Mr. Doherty

said, he should vote for the second reading of the bill, because he thought the assertions on one side were as much to be relied on as those advanced on the other. He was, therefore, desirous that the truth of those assertions should be investigated before a committee of the House. The commerce of Liverpool had now increased so much, that if there were six canals and six rail-roads there would be employment for all of them.

Mr. Macdonald

recommended gentlemen not to commit themselves hastily on a subject which had elicited statements so diametrically opposite. He felt obliged to say, out of respect for the memory of the late duke of Bridgewater, that he had ventured in the most generous manner all the property he possessed, for the accomplishment of a great and useful public purpose, and that he was entitled to a grateful and honourable remembrance.

Mr. Calcraft

agreed with what had been said respecting the late duke of Bridge-water. The objection was not one which could detract from his memory, but that those who had come after him had increased the tolls to an unjust extent. He should vote for the committee.

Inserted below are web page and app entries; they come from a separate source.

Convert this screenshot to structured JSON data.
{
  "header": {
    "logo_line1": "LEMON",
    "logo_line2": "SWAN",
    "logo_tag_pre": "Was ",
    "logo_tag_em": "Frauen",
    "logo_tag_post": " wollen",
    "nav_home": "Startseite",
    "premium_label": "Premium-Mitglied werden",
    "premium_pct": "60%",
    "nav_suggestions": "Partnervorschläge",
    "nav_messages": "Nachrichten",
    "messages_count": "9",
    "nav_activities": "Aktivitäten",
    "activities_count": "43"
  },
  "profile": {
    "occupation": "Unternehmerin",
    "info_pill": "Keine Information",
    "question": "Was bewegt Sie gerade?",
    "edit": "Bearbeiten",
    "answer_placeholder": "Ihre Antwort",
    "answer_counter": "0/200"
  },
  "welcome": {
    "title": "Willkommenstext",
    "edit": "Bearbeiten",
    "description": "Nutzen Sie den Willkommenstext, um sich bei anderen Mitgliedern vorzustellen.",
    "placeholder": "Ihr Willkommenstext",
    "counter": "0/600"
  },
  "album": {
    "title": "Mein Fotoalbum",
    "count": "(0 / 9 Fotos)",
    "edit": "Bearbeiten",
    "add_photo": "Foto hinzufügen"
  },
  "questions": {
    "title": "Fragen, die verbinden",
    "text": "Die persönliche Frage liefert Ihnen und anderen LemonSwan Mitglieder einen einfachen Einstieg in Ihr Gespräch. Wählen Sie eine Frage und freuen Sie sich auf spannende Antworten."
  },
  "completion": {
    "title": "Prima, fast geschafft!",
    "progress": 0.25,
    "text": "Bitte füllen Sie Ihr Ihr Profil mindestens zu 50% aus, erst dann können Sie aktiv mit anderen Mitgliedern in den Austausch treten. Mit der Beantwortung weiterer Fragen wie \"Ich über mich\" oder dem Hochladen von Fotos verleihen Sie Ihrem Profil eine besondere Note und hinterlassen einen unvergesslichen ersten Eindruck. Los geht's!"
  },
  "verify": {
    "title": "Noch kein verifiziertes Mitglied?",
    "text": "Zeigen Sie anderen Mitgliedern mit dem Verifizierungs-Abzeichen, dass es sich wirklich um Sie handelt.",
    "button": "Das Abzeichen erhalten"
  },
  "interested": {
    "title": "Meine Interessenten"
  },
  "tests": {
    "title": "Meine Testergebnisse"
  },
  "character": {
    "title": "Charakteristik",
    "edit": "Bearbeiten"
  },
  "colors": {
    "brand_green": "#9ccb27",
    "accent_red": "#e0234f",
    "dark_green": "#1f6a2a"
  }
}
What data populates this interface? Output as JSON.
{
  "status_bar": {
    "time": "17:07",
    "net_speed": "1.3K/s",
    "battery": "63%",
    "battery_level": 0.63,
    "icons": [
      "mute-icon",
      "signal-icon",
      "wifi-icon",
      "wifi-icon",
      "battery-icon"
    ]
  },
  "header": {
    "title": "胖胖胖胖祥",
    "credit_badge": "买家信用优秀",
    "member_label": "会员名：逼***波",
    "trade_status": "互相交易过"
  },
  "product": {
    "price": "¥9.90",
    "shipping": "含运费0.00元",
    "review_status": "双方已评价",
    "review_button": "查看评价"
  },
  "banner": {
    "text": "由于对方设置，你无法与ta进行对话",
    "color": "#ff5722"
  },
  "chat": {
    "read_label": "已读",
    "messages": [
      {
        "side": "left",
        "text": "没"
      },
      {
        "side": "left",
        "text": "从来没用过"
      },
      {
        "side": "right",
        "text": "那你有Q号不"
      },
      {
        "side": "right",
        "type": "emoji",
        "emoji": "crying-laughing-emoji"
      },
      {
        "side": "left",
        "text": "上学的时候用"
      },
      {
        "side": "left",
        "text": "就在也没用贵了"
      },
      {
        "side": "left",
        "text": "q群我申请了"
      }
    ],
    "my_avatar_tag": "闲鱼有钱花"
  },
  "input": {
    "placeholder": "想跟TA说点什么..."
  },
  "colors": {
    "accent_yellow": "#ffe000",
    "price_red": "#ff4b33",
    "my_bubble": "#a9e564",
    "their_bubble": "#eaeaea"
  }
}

Mr. Brougham

said, he had great satisfaction in supporting the present bill. No one could say there was any thing objectionable in a proposal to carry goods cheaper, easier, and quicker than they could now be carried. He entirely concurred in the hope, that gentlemen would consider this to be an exception to the ordinary practice on private bills, and would once for all try to redeem their credit with the country, and not job the matter. They should look upon it as a great public question, and not vote on it because a shareholder, or Mrs. Such-a-one, the wife of a great canal shareholder, asked their vote. He hoped they would attend the committee from day to day, and that those only would vote who had so attended. He pledged himself, if a contrary course were followed, that he would bring the matter before the House. He bore testimony to the great benefits which the public had derived from the project of the duke of Bridgewater. He felt it to be a duty, since that great benefactor of the country was no more, to take care that his memory should not be impugned.

The bill was read a second time; and the petition was referred to a committee.